Big East
The Big East Tournament gets underway on Tuesday. Big East

Not only does the Big East stand to possibly lose money in television negotiations due to conference defectors, but could also lose sponsorship deals.

With Pittsburgh, Syracuse, and West Virginia all set to leave the Big East for other conferences, the Big East could lose out on local sponsorship deals and see national deals renegotiated to lower rates.

Adam Chase, an attorney that specializes in sports sponsorship deals for Dow Lohnes PLLC, thinks that sponsors will be much more careful when considering future conference sponsorship deals.

Sponsors will probably be more thoughtful in the deals that they sign, Chase told IBTimes.

Local sponsorship deals could be the first thing that the Big East loses, according to Chase. He detailed how a local Ford dealership in Pittsburgh or Syracuse might have been the Big East's official Ford dealership, but might consider taking the business elsewhere based on the school's departures.

In addition to losing local sponsorship deals, the Big East could also potentially lose some of its major sponsors like American Eagle. Chase said that big, non-geographic sponsors are looking for the eyeballs for their money. That could mean for big sponsors to move to other conferences like the ACC or SEC, or simply reduce their commitment level.

The Big East is hoping to stave off the loss of sponsors and its BCS automatic qualifier status by adding at least six football-playing schools. The Big East has extended invitations to Air Force, Boise State, and Navy as football-only members, while also adding Central Florida, Houston, and SMU as full members.

Commissioner John Marinatto hopes the addition of the six schools will help quell talks of the conference's demise, in addition to helping it in its upcoming television negotiations. Additionally the Big East is potentially opening itself up to a slew of new sponsorship markets.

Air Force, according to Chase, could be particularly lucrative for the conference, despite its location away from any major television market.

Presumably (Air Force) would give them access to a military market they wouldn't have had otherwise, he said. Maybe they can now offer their sponsors more of a national reach.

Could Drop in Basketball Prestige Effect Sponsorship Deals?

The Big East has been known as one of the premier basketball conferences in the country since its inception in 1979. It was a pioneer in showcasing its conference on television with its Big Monday deal with ESPN and basketball drove the bus, according to Chase.
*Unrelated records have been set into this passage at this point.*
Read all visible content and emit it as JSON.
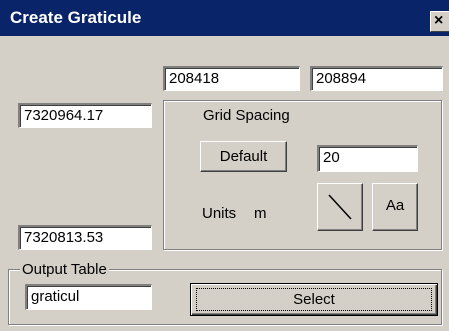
{
  "window": {
    "title": "Create Graticule",
    "close_label": "×"
  },
  "extents": {
    "x_min": "208418",
    "x_max": "208894",
    "y_max": "7320964.17",
    "y_min": "7320813.53"
  },
  "grid_spacing": {
    "caption": "Grid Spacing",
    "default_label": "Default",
    "spacing_value": "20",
    "units_label": "Units",
    "units_value": "m",
    "line_style_icon": "diagonal-line-icon",
    "font_label": "Aa"
  },
  "output_table": {
    "caption": "Output Table",
    "table_name": "graticul",
    "select_label": "Select"
  }
}
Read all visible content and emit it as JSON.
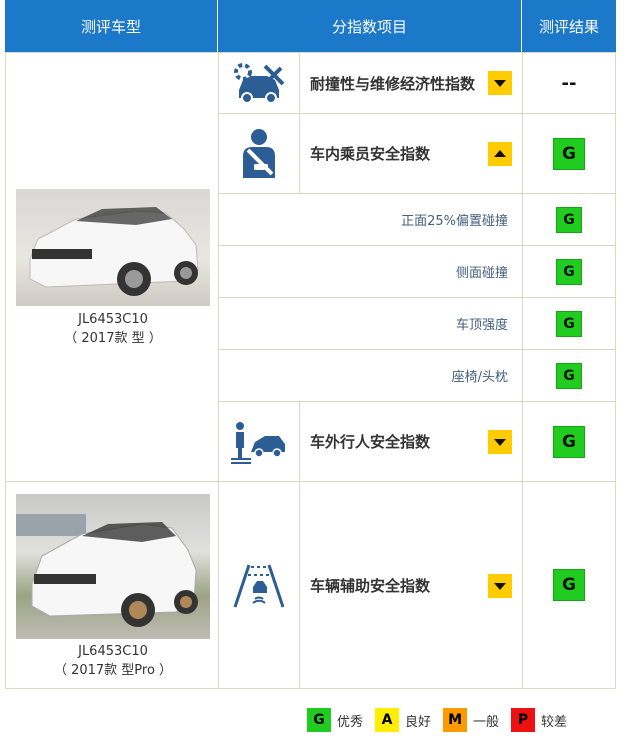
{
  "header": {
    "col1": "测评车型",
    "col2": "分指数项目",
    "col3": "测评结果"
  },
  "cars": [
    {
      "model": "JL6453C10",
      "year": "（ 2017款 型 ）"
    },
    {
      "model": "JL6453C10",
      "year": "（ 2017款 型Pro ）"
    }
  ],
  "rows": {
    "repair": {
      "label": "耐撞性与维修经济性指数",
      "result": "--",
      "toggle": "expand"
    },
    "occupant": {
      "label": "车内乘员安全指数",
      "result": "G",
      "toggle": "collapse"
    },
    "sub": [
      {
        "label": "正面25%偏置碰撞",
        "result": "G"
      },
      {
        "label": "侧面碰撞",
        "result": "G"
      },
      {
        "label": "车顶强度",
        "result": "G"
      },
      {
        "label": "座椅/头枕",
        "result": "G"
      }
    ],
    "pedestrian": {
      "label": "车外行人安全指数",
      "result": "G",
      "toggle": "expand"
    },
    "assist": {
      "label": "车辆辅助安全指数",
      "result": "G",
      "toggle": "expand"
    }
  },
  "legend": [
    {
      "grade": "G",
      "label": "优秀",
      "color": "#1fcc1f",
      "text": "#111111"
    },
    {
      "grade": "A",
      "label": "良好",
      "color": "#ffee00",
      "text": "#111111"
    },
    {
      "grade": "M",
      "label": "一般",
      "color": "#ff9900",
      "text": "#111111"
    },
    {
      "grade": "P",
      "label": "较差",
      "color": "#ee1111",
      "text": "#111111"
    }
  ],
  "colors": {
    "header": "#1c78c8",
    "grade_good": "#1fcc1f",
    "toggle": "#ffcc00",
    "icon": "#2d5d95"
  }
}
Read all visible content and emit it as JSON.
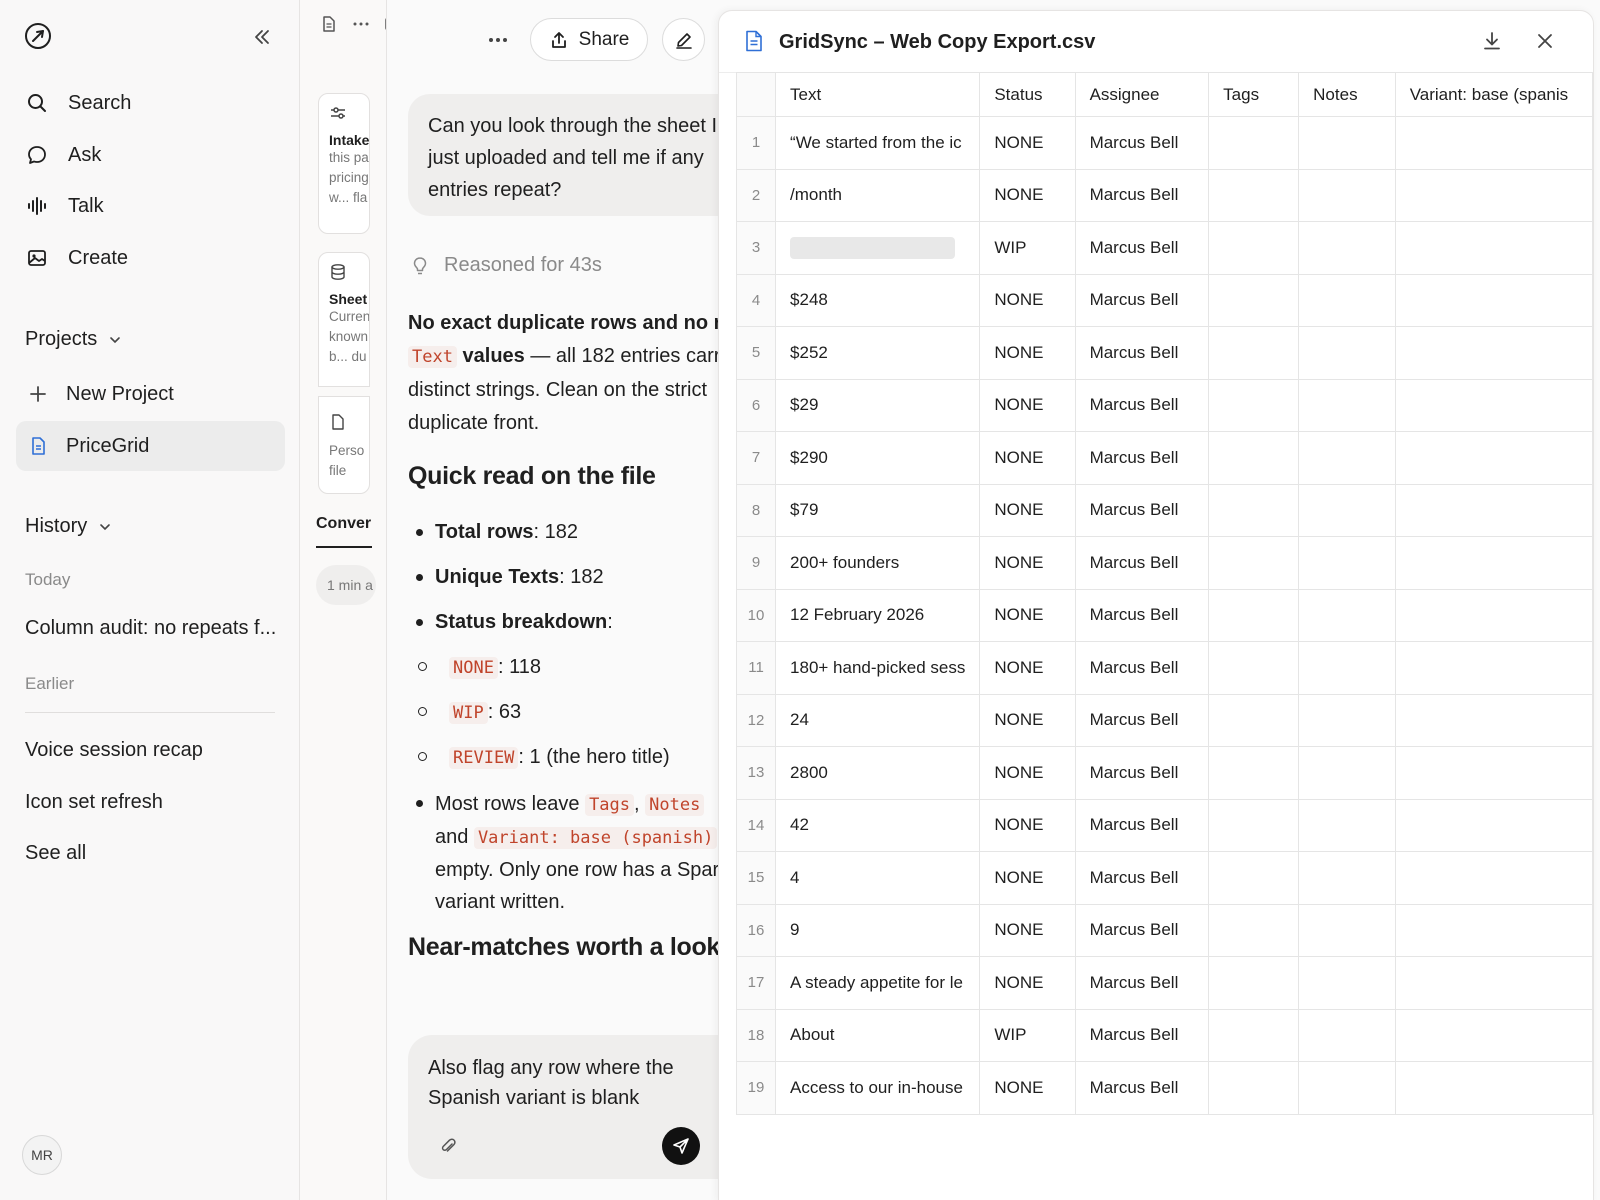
{
  "sidebar": {
    "nav": [
      {
        "label": "Search",
        "icon": "search-icon"
      },
      {
        "label": "Ask",
        "icon": "chat-bubble-icon"
      },
      {
        "label": "Talk",
        "icon": "waveform-icon"
      },
      {
        "label": "Create",
        "icon": "image-icon"
      }
    ],
    "projects_heading": "Projects",
    "new_project": "New Project",
    "active_project": "PriceGrid",
    "history_heading": "History",
    "today_label": "Today",
    "today_items": [
      "Column audit: no repeats f..."
    ],
    "earlier_label": "Earlier",
    "earlier_items": [
      "Voice session recap",
      "Icon set refresh"
    ],
    "see_all": "See all",
    "avatar_initials": "MR"
  },
  "rail": {
    "cards": [
      {
        "title": "Intake",
        "lines": [
          "this pa",
          "pricing",
          "w... fla"
        ],
        "icon": "sliders-icon"
      },
      {
        "title": "Sheet",
        "lines": [
          "Curren",
          "known",
          "b... du"
        ],
        "icon": "database-icon"
      },
      {
        "title": "",
        "lines": [
          "Perso",
          "file"
        ],
        "icon": "file-icon"
      }
    ],
    "tab_label": "Conver",
    "chip_label": "1 min a"
  },
  "chat": {
    "share_label": "Share",
    "user_message": "Can you look through the sheet I just uploaded and tell me if any entries repeat?",
    "reasoned": "Reasoned for 43s",
    "para_bold_1": "No exact duplicate rows and no r",
    "para_code": "Text",
    "para_bold_2": "values",
    "para_rest": " — all 182 entries carr distinct strings. Clean on the strict duplicate front.",
    "heading_1": "Quick read on the file",
    "total_rows_label": "Total rows",
    "total_rows_value": ": 182",
    "unique_label": "Unique Texts",
    "unique_value": ": 182",
    "status_label": "Status breakdown",
    "status_colon": ":",
    "status_items": [
      {
        "code": "NONE",
        "text": ": 118"
      },
      {
        "code": "WIP",
        "text": ": 63"
      },
      {
        "code": "REVIEW",
        "text": ": 1 (the hero title)"
      }
    ],
    "most_rows_pre": "Most rows leave ",
    "most_rows_code_1": "Tags",
    "most_rows_sep": ", ",
    "most_rows_code_2": "Notes",
    "most_rows_and": "and ",
    "most_rows_code_3": "Variant: base (spanish)",
    "most_rows_post": "empty. Only one row has a Spar variant written.",
    "heading_2": "Near-matches worth a look",
    "composer_text": "Also flag any row where the Spanish variant is blank"
  },
  "panel": {
    "title": "GridSync – Web Copy Export.csv",
    "columns": [
      "Text",
      "Status",
      "Assignee",
      "Tags",
      "Notes",
      "Variant: base (spanis"
    ],
    "rows": [
      {
        "n": "1",
        "text": "“We started from the ic",
        "status": "NONE",
        "assignee": "Marcus Bell"
      },
      {
        "n": "2",
        "text": "/month",
        "status": "NONE",
        "assignee": "Marcus Bell"
      },
      {
        "n": "3",
        "text": "",
        "status": "WIP",
        "assignee": "Marcus Bell"
      },
      {
        "n": "4",
        "text": "$248",
        "status": "NONE",
        "assignee": "Marcus Bell"
      },
      {
        "n": "5",
        "text": "$252",
        "status": "NONE",
        "assignee": "Marcus Bell"
      },
      {
        "n": "6",
        "text": "$29",
        "status": "NONE",
        "assignee": "Marcus Bell"
      },
      {
        "n": "7",
        "text": "$290",
        "status": "NONE",
        "assignee": "Marcus Bell"
      },
      {
        "n": "8",
        "text": "$79",
        "status": "NONE",
        "assignee": "Marcus Bell"
      },
      {
        "n": "9",
        "text": "200+ founders",
        "status": "NONE",
        "assignee": "Marcus Bell"
      },
      {
        "n": "10",
        "text": "12 February 2026",
        "status": "NONE",
        "assignee": "Marcus Bell"
      },
      {
        "n": "11",
        "text": "180+ hand-picked sess",
        "status": "NONE",
        "assignee": "Marcus Bell"
      },
      {
        "n": "12",
        "text": "24",
        "status": "NONE",
        "assignee": "Marcus Bell"
      },
      {
        "n": "13",
        "text": "2800",
        "status": "NONE",
        "assignee": "Marcus Bell"
      },
      {
        "n": "14",
        "text": "42",
        "status": "NONE",
        "assignee": "Marcus Bell"
      },
      {
        "n": "15",
        "text": "4",
        "status": "NONE",
        "assignee": "Marcus Bell"
      },
      {
        "n": "16",
        "text": "9",
        "status": "NONE",
        "assignee": "Marcus Bell"
      },
      {
        "n": "17",
        "text": "A steady appetite for le",
        "status": "NONE",
        "assignee": "Marcus Bell"
      },
      {
        "n": "18",
        "text": "About",
        "status": "WIP",
        "assignee": "Marcus Bell"
      },
      {
        "n": "19",
        "text": "Access to our in-house",
        "status": "NONE",
        "assignee": "Marcus Bell"
      }
    ]
  }
}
But now the conference stands to lose three of its top basketball programs, while bringing in schools known more for football than basketball prowess. Louisville basketball coach Rick Pitino has constantly pointed this out in his campaign to get Memphis and Temple admitted into the conference -- citing the need to bolster the diluted basketball side of things.

The loss of perceived prestige could mean a loss of sponsorship money, but ultimately depends on the sponsor's intended audiences, according to Chase.
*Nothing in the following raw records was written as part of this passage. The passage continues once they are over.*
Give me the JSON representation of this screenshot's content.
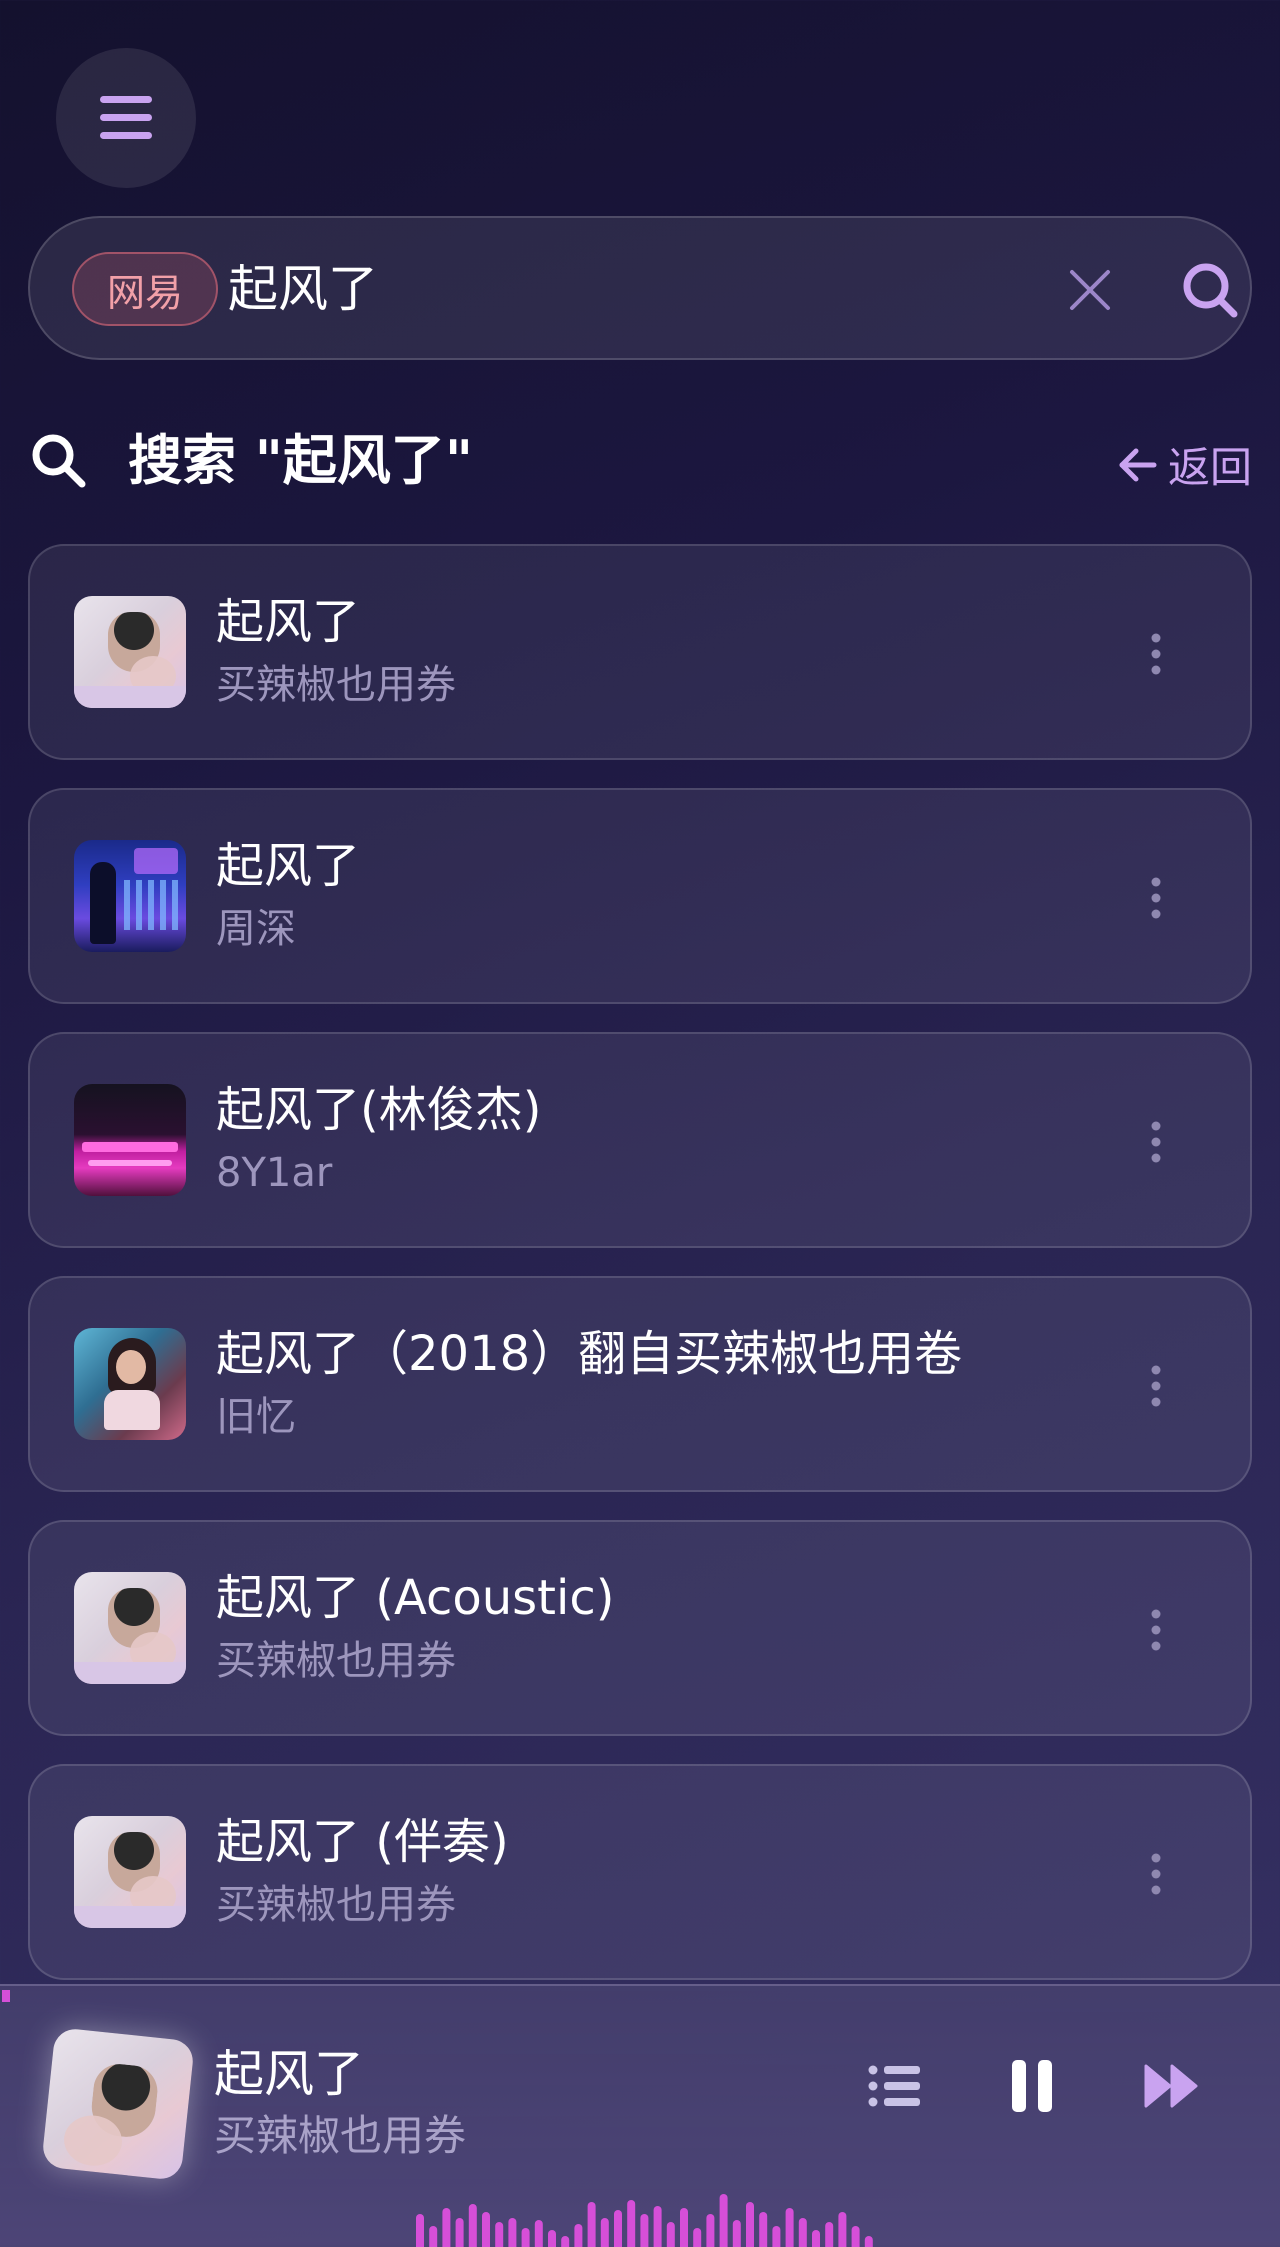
{
  "search": {
    "source_tag": "网易",
    "value": "起风了"
  },
  "results_header": {
    "title": "搜索 \"起风了\"",
    "back_label": "返回"
  },
  "songs": [
    {
      "title": "起风了",
      "artist": "买辣椒也用券",
      "cover": "cover-a"
    },
    {
      "title": "起风了",
      "artist": "周深",
      "cover": "cover-b"
    },
    {
      "title": "起风了(林俊杰)",
      "artist": "8Y1ar",
      "cover": "cover-c"
    },
    {
      "title": "起风了（2018）翻自买辣椒也用卷",
      "artist": "旧忆",
      "cover": "cover-d"
    },
    {
      "title": "起风了 (Acoustic)",
      "artist": "买辣椒也用券",
      "cover": "cover-a"
    },
    {
      "title": "起风了 (伴奏)",
      "artist": "买辣椒也用券",
      "cover": "cover-a"
    }
  ],
  "player": {
    "title": "起风了",
    "artist": "买辣椒也用券",
    "state": "playing"
  },
  "icons": {
    "menu": "hamburger-menu-icon",
    "clear": "close-icon",
    "search": "search-icon",
    "back": "arrow-left-icon",
    "more": "more-vertical-icon",
    "playlist": "playlist-icon",
    "pause": "pause-icon",
    "next": "fast-forward-icon"
  },
  "colors": {
    "accent": "#c9a3f0",
    "source_tag": "#f2a0a8",
    "secondary_text": "#9d96bd",
    "visualizer": "#d64fd8"
  }
}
He notes how even extremely well-known basketball schools like Kentucky actually make more money on its football program due to more television and sponsorships for SEC football.

The Big East could conceivably have sponsors interested solely in the conference's basketball prowess, but as long as the Big East Tournament continues to get key billing on ESPN, the sponsors likely won't care much if it experiences a slight dip in success.

Could WVU Lawsuit Help the Big East Maintain its BCS Status?

Last week West Virginia decided to announce its intentions to leave the Big East for the greener Big 12 pastures. Shortly after the initial announcement, West Virginia filed a lawsuit against the Big East so that it can join the Big 12 in 2012 and not have to wait a mandatory 27-month period.

West Virginia cited a denigration of the conference and a lack of action by Marinatto as the causes for the lawsuit.

As the Big East, in less than two months, had denigrated into a non-major football conference whose continued existence is in serious jeopardy, WVU had no choice but to accept the Big XII's offer, West Virginia's lawsuit said.

The Big East has called the claims wholly without merit and said that it will explore all its legal options to protect its interests and to ensure West Virginia lives up to its obligations.

Gabe Feldman, a Tulane professor of law and sports law director, thinks that the Big East has the clear upper hand in dealing with the lawsuit.

It's going to be a difficult argument for the school to make, Feldman, who hadn't reviewed West Virginia's lawsuit, told the IBTimes. I would think that it's difficult to put the blame of conference realignment on one particular conference.

Chase, who also hasn't officially reviewed the case, thinks that leverage could help the Big East maintain its BCS AQ status. He said it wouldn't shock him at all to see the Big East allow for West Virginia to go to the Big 12 in 2012, in return for the Big 12's support in allowing the Big East to keep its status.

An arraignment that allowed West Virginia to leave next year and the Big East to keep its status would likely be a win-win for all involved.

He noted that West Virginia had likely gotten approval from the Big 12 to pursue a lawsuit against the Big East, otherwise it wouldn't be seen as a positive to get marked as a school that sued its own conference.